REQUIRED WORK>
In the entries below, how many lines hold the string "color"? Give only the number.

RECORDS FOR THIS EXERCISE Start Marker

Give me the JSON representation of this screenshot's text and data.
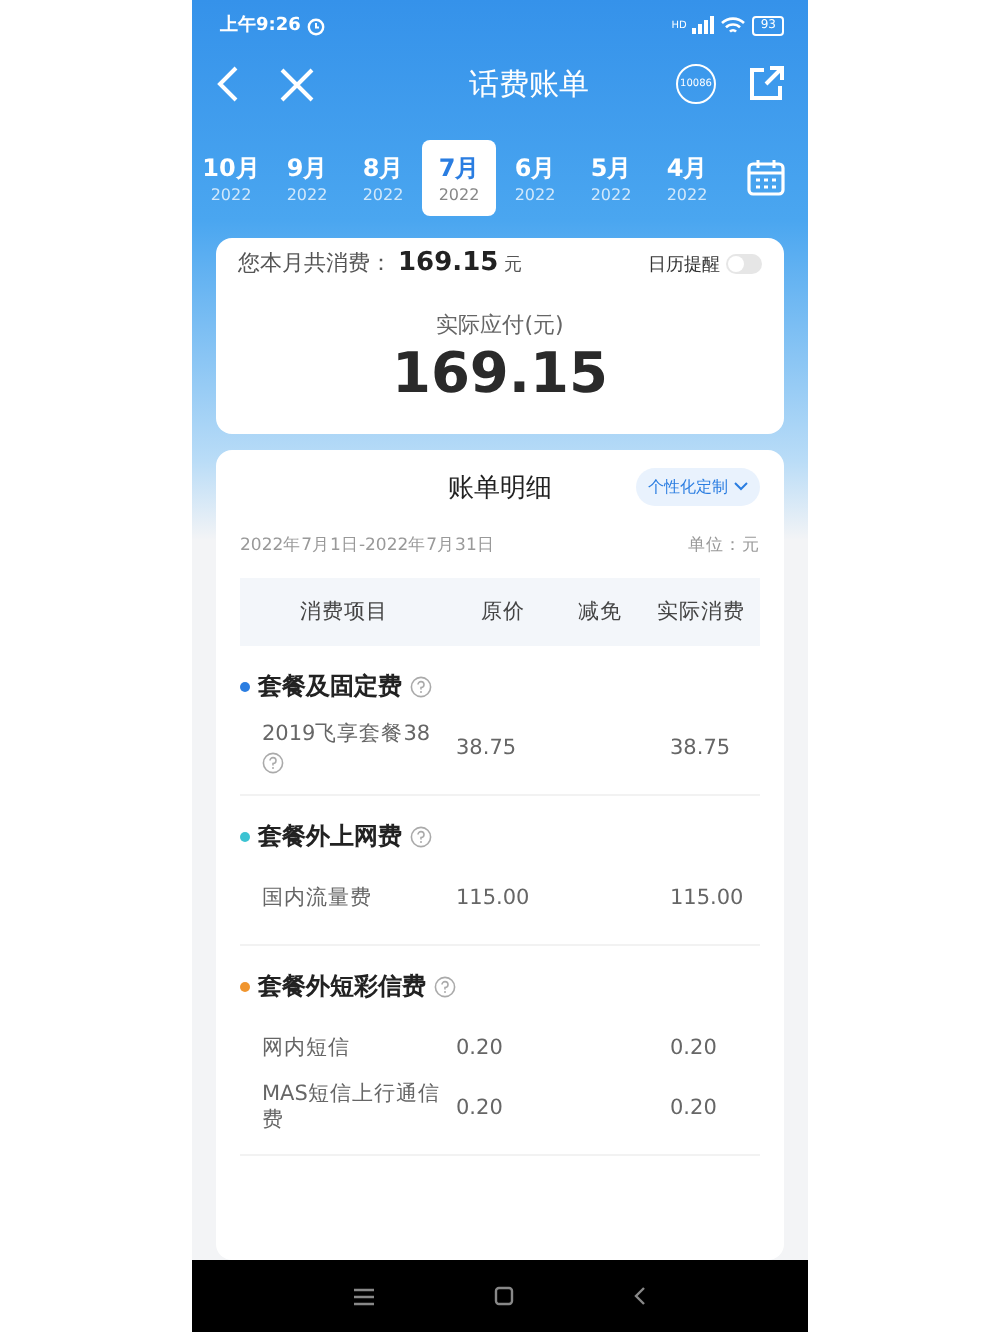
{
  "status_bar": {
    "time": "上午9:26",
    "network": "HD",
    "battery": "93"
  },
  "header": {
    "title": "话费账单",
    "service_badge": "10086"
  },
  "months": [
    {
      "label": "10月",
      "year": "2022",
      "selected": false
    },
    {
      "label": "9月",
      "year": "2022",
      "selected": false
    },
    {
      "label": "8月",
      "year": "2022",
      "selected": false
    },
    {
      "label": "7月",
      "year": "2022",
      "selected": true
    },
    {
      "label": "6月",
      "year": "2022",
      "selected": false
    },
    {
      "label": "5月",
      "year": "2022",
      "selected": false
    },
    {
      "label": "4月",
      "year": "2022",
      "selected": false
    }
  ],
  "summary": {
    "total_label": "您本月共消费：",
    "total": "169.15",
    "unit": "元",
    "reminder_label": "日历提醒",
    "reminder_on": false,
    "due_label": "实际应付(元)",
    "due": "169.15"
  },
  "detail": {
    "title": "账单明细",
    "custom_button": "个性化定制",
    "period": "2022年7月1日-2022年7月31日",
    "unit": "单位：元",
    "columns": [
      "消费项目",
      "原价",
      "减免",
      "实际消费"
    ],
    "groups": [
      {
        "name": "套餐及固定费",
        "color": "#2a7de1",
        "items": [
          {
            "name": "2019飞享套餐38",
            "help": true,
            "original": "38.75",
            "actual": "38.75"
          }
        ]
      },
      {
        "name": "套餐外上网费",
        "color": "#3cc3d2",
        "items": [
          {
            "name": "国内流量费",
            "help": false,
            "original": "115.00",
            "actual": "115.00"
          }
        ]
      },
      {
        "name": "套餐外短彩信费",
        "color": "#f0952e",
        "items": [
          {
            "name": "网内短信",
            "help": false,
            "original": "0.20",
            "actual": "0.20"
          },
          {
            "name": "MAS短信上行通信费",
            "help": false,
            "original": "0.20",
            "actual": "0.20"
          }
        ]
      }
    ]
  }
}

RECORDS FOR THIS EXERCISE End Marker

ANSWER FOR THE TASK>
3